§ **Work required**: Can you quote the records below in full, word for word?

****************

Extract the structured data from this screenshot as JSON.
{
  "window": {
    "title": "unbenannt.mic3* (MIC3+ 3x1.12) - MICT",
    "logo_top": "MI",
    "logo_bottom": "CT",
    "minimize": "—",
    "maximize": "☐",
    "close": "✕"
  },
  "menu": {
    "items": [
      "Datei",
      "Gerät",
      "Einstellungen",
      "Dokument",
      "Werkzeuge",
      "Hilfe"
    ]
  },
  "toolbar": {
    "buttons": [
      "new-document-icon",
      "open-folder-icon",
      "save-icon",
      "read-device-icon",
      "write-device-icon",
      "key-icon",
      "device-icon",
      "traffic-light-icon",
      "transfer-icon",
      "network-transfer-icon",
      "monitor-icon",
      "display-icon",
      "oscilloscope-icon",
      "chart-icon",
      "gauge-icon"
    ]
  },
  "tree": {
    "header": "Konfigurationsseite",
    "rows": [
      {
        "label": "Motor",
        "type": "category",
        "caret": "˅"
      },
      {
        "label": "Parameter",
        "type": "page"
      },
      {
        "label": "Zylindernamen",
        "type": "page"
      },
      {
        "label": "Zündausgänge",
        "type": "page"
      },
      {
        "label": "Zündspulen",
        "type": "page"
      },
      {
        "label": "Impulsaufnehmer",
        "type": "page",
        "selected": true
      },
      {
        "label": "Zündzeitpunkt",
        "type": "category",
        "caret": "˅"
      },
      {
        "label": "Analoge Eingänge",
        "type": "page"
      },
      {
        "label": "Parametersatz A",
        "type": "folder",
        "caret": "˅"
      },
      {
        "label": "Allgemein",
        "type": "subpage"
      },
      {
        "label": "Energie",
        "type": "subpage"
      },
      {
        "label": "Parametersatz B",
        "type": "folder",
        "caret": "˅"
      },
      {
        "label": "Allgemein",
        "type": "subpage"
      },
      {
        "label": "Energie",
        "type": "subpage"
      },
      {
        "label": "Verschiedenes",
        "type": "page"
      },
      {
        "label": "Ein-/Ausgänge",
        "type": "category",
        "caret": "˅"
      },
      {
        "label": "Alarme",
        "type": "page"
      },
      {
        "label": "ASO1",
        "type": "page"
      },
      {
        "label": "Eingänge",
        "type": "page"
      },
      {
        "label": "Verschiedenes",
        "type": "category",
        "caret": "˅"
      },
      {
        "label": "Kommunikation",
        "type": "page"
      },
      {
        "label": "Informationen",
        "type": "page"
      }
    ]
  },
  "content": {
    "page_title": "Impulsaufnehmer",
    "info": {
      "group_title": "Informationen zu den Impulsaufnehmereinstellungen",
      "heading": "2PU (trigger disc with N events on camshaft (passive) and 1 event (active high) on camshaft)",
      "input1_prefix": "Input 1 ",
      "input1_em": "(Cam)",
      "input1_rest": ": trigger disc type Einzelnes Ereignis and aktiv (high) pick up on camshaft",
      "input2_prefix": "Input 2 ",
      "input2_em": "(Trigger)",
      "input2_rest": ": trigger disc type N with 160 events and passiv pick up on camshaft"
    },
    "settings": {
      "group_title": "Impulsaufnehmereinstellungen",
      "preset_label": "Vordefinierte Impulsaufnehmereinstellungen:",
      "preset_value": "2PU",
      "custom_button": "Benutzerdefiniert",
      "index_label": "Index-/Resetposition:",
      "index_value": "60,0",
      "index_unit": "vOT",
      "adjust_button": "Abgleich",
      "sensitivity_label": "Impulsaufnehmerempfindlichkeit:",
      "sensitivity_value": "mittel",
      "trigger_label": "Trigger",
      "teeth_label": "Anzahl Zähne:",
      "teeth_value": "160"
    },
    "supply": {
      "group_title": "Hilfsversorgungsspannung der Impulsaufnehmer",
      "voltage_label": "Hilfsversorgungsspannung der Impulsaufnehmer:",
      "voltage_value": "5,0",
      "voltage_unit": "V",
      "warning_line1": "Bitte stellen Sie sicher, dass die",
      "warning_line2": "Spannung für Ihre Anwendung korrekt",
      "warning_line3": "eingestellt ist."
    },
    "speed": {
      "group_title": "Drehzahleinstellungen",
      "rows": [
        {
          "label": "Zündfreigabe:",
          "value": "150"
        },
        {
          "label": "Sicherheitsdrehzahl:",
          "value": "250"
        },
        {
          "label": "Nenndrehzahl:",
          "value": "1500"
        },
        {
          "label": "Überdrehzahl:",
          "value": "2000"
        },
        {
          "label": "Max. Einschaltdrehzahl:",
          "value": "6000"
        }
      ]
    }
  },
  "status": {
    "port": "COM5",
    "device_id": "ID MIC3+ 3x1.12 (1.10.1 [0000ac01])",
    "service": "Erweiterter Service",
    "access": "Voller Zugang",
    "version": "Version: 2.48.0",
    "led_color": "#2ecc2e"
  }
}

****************

§ **Answer to the problem**:
Extract the structured data from this screenshot as JSON.
{
  "window": {
    "title": "unbenannt.mic3* (MIC3+ 3x1.12) - MICT",
    "logo_top": "MI",
    "logo_bottom": "CT",
    "minimize": "—",
    "maximize": "☐",
    "close": "✕"
  },
  "menu": {
    "items": [
      "Datei",
      "Gerät",
      "Einstellungen",
      "Dokument",
      "Werkzeuge",
      "Hilfe"
    ]
  },
  "toolbar": {
    "buttons": [
      "new-document-icon",
      "open-folder-icon",
      "save-icon",
      "read-device-icon",
      "write-device-icon",
      "key-icon",
      "device-icon",
      "traffic-light-icon",
      "transfer-icon",
      "network-transfer-icon",
      "monitor-icon",
      "display-icon",
      "oscilloscope-icon",
      "chart-icon",
      "gauge-icon"
    ]
  },
  "tree": {
    "header": "Konfigurationsseite",
    "rows": [
      {
        "label": "Motor",
        "type": "category",
        "caret": "˅"
      },
      {
        "label": "Parameter",
        "type": "page"
      },
      {
        "label": "Zylindernamen",
        "type": "page"
      },
      {
        "label": "Zündausgänge",
        "type": "page"
      },
      {
        "label": "Zündspulen",
        "type": "page"
      },
      {
        "label": "Impulsaufnehmer",
        "type": "page",
        "selected": true
      },
      {
        "label": "Zündzeitpunkt",
        "type": "category",
        "caret": "˅"
      },
      {
        "label": "Analoge Eingänge",
        "type": "page"
      },
      {
        "label": "Parametersatz A",
        "type": "folder",
        "caret": "˅"
      },
      {
        "label": "Allgemein",
        "type": "subpage"
      },
      {
        "label": "Energie",
        "type": "subpage"
      },
      {
        "label": "Parametersatz B",
        "type": "folder",
        "caret": "˅"
      },
      {
        "label": "Allgemein",
        "type": "subpage"
      },
      {
        "label": "Energie",
        "type": "subpage"
      },
      {
        "label": "Verschiedenes",
        "type": "page"
      },
      {
        "label": "Ein-/Ausgänge",
        "type": "category",
        "caret": "˅"
      },
      {
        "label": "Alarme",
        "type": "page"
      },
      {
        "label": "ASO1",
        "type": "page"
      },
      {
        "label": "Eingänge",
        "type": "page"
      },
      {
        "label": "Verschiedenes",
        "type": "category",
        "caret": "˅"
      },
      {
        "label": "Kommunikation",
        "type": "page"
      },
      {
        "label": "Informationen",
        "type": "page"
      }
    ]
  },
  "content": {
    "page_title": "Impulsaufnehmer",
    "info": {
      "group_title": "Informationen zu den Impulsaufnehmereinstellungen",
      "heading": "2PU (trigger disc with N events on camshaft (passive) and 1 event (active high) on camshaft)",
      "input1_prefix": "Input 1 ",
      "input1_em": "(Cam)",
      "input1_rest": ": trigger disc type Einzelnes Ereignis and aktiv (high) pick up on camshaft",
      "input2_prefix": "Input 2 ",
      "input2_em": "(Trigger)",
      "input2_rest": ": trigger disc type N with 160 events and passiv pick up on camshaft"
    },
    "settings": {
      "group_title": "Impulsaufnehmereinstellungen",
      "preset_label": "Vordefinierte Impulsaufnehmereinstellungen:",
      "preset_value": "2PU",
      "custom_button": "Benutzerdefiniert",
      "index_label": "Index-/Resetposition:",
      "index_value": "60,0",
      "index_unit": "vOT",
      "adjust_button": "Abgleich",
      "sensitivity_label": "Impulsaufnehmerempfindlichkeit:",
      "sensitivity_value": "mittel",
      "trigger_label": "Trigger",
      "teeth_label": "Anzahl Zähne:",
      "teeth_value": "160"
    },
    "supply": {
      "group_title": "Hilfsversorgungsspannung der Impulsaufnehmer",
      "voltage_label": "Hilfsversorgungsspannung der Impulsaufnehmer:",
      "voltage_value": "5,0",
      "voltage_unit": "V",
      "warning_line1": "Bitte stellen Sie sicher, dass die",
      "warning_line2": "Spannung für Ihre Anwendung korrekt",
      "warning_line3": "eingestellt ist."
    },
    "speed": {
      "group_title": "Drehzahleinstellungen",
      "rows": [
        {
          "label": "Zündfreigabe:",
          "value": "150"
        },
        {
          "label": "Sicherheitsdrehzahl:",
          "value": "250"
        },
        {
          "label": "Nenndrehzahl:",
          "value": "1500"
        },
        {
          "label": "Überdrehzahl:",
          "value": "2000"
        },
        {
          "label": "Max. Einschaltdrehzahl:",
          "value": "6000"
        }
      ]
    }
  },
  "status": {
    "port": "COM5",
    "device_id": "ID MIC3+ 3x1.12 (1.10.1 [0000ac01])",
    "service": "Erweiterter Service",
    "access": "Voller Zugang",
    "version": "Version: 2.48.0",
    "led_color": "#2ecc2e"
  }
}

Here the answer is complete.